____ Data listing

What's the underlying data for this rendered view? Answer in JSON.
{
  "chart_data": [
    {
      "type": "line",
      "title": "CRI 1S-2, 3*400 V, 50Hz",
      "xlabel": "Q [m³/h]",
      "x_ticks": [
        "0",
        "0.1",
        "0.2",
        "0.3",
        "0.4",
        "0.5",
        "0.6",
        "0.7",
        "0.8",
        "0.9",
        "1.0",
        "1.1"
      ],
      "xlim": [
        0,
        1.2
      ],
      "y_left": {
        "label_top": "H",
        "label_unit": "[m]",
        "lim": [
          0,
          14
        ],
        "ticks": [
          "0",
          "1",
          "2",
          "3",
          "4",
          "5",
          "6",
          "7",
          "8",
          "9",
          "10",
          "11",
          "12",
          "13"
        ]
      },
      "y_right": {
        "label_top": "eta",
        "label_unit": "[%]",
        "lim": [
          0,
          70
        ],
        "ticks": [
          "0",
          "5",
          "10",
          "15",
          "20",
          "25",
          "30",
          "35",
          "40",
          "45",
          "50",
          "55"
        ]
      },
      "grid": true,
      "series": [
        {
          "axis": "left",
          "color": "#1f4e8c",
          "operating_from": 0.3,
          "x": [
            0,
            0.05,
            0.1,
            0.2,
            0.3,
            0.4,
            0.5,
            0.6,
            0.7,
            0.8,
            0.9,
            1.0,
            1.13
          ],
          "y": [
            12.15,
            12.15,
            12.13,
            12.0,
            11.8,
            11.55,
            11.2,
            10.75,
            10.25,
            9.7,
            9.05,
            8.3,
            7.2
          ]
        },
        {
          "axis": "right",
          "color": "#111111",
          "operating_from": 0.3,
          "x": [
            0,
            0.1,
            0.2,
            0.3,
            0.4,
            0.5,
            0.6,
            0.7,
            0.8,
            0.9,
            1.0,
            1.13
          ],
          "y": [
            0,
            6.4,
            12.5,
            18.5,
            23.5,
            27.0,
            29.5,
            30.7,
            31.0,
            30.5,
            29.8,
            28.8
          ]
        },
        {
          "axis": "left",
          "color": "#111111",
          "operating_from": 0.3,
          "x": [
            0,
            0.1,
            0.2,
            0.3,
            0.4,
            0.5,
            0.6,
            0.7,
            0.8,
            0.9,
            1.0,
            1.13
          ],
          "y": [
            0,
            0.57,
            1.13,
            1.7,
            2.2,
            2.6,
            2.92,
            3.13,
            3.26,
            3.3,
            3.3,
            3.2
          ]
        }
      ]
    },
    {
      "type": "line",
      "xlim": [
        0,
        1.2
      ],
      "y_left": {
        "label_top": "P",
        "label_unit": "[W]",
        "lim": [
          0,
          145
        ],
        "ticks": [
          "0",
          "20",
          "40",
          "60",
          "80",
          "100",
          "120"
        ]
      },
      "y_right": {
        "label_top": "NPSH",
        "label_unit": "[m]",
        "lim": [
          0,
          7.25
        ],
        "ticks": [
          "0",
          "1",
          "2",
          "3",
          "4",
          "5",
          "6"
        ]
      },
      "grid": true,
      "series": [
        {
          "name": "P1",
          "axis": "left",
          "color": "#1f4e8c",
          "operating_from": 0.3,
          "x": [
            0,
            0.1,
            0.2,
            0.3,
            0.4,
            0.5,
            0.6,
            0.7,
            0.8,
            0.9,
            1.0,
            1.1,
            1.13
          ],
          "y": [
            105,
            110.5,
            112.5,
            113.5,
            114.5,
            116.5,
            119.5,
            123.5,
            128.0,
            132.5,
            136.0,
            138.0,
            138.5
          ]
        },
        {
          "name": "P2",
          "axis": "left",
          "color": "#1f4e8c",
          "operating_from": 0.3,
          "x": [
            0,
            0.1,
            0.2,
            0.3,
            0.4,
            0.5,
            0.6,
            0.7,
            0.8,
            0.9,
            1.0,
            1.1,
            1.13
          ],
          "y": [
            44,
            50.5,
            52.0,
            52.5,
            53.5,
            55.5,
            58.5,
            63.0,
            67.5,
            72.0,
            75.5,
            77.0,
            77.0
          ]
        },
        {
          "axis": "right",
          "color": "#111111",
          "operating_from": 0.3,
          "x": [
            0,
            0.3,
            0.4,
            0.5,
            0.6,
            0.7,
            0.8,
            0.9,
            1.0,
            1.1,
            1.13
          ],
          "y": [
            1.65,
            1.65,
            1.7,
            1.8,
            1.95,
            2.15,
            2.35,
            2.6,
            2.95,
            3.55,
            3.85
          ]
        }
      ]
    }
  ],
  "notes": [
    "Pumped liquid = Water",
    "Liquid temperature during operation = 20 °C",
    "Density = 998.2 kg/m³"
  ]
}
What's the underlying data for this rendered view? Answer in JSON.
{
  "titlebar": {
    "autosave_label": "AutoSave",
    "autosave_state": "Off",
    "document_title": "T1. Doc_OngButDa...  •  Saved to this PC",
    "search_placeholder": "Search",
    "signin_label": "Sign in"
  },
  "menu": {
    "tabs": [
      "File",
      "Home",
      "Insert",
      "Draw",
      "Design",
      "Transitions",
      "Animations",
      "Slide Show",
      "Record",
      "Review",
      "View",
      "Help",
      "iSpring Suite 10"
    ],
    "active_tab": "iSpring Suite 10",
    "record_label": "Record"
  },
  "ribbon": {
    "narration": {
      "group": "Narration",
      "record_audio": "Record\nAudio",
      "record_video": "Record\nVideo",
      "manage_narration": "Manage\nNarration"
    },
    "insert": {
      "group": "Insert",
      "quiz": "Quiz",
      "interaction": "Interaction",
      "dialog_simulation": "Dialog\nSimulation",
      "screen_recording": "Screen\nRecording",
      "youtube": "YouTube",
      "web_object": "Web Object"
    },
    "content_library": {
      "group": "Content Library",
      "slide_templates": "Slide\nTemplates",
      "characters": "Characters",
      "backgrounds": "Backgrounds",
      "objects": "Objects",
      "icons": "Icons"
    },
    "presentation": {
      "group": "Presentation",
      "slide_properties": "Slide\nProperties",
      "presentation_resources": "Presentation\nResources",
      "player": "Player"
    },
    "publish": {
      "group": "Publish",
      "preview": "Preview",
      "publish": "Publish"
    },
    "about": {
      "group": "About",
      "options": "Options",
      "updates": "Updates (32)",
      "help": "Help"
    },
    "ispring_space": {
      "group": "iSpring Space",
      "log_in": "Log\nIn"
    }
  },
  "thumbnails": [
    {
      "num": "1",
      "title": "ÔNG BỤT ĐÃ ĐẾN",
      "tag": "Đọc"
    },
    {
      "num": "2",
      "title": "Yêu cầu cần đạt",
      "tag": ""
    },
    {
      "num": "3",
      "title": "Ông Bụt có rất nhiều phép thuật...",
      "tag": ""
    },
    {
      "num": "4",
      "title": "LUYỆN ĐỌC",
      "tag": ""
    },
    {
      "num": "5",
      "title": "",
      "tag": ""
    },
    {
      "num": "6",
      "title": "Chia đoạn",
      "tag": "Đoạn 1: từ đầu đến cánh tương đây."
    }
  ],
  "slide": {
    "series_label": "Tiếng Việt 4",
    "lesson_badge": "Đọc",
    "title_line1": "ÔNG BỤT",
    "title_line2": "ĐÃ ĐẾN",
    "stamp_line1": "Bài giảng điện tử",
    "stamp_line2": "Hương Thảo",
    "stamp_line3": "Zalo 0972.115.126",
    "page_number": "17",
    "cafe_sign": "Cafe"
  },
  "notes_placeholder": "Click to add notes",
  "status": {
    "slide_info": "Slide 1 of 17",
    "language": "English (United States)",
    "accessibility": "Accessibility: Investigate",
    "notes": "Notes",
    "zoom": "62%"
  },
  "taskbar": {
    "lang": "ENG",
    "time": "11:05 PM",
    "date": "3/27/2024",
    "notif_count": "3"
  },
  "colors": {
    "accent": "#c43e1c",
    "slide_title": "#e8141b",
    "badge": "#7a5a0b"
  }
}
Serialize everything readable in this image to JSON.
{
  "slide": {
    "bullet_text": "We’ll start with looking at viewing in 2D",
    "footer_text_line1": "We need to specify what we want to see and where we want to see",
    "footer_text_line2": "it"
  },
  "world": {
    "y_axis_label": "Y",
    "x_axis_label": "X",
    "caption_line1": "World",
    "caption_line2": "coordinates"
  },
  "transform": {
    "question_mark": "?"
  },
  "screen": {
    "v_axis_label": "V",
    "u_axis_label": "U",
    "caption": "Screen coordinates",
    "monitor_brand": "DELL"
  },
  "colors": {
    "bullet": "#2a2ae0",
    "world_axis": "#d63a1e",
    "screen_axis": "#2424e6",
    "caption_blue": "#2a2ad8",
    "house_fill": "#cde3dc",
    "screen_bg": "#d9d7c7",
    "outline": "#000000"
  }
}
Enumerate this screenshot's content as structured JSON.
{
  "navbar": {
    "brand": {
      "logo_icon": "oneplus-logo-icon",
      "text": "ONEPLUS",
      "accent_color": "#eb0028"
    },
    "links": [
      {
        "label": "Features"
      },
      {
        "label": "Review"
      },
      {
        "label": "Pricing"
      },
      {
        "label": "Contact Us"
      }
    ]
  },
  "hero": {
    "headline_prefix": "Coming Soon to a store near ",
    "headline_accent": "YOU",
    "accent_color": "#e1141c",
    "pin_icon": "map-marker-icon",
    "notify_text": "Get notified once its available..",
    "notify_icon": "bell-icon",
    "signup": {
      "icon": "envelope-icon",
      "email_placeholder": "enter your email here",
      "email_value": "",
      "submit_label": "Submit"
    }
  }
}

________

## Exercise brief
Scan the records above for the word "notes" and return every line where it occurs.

## Response to the task
  "notes": [
  "notes_placeholder": "Click to add notes",
    "notes": "Notes",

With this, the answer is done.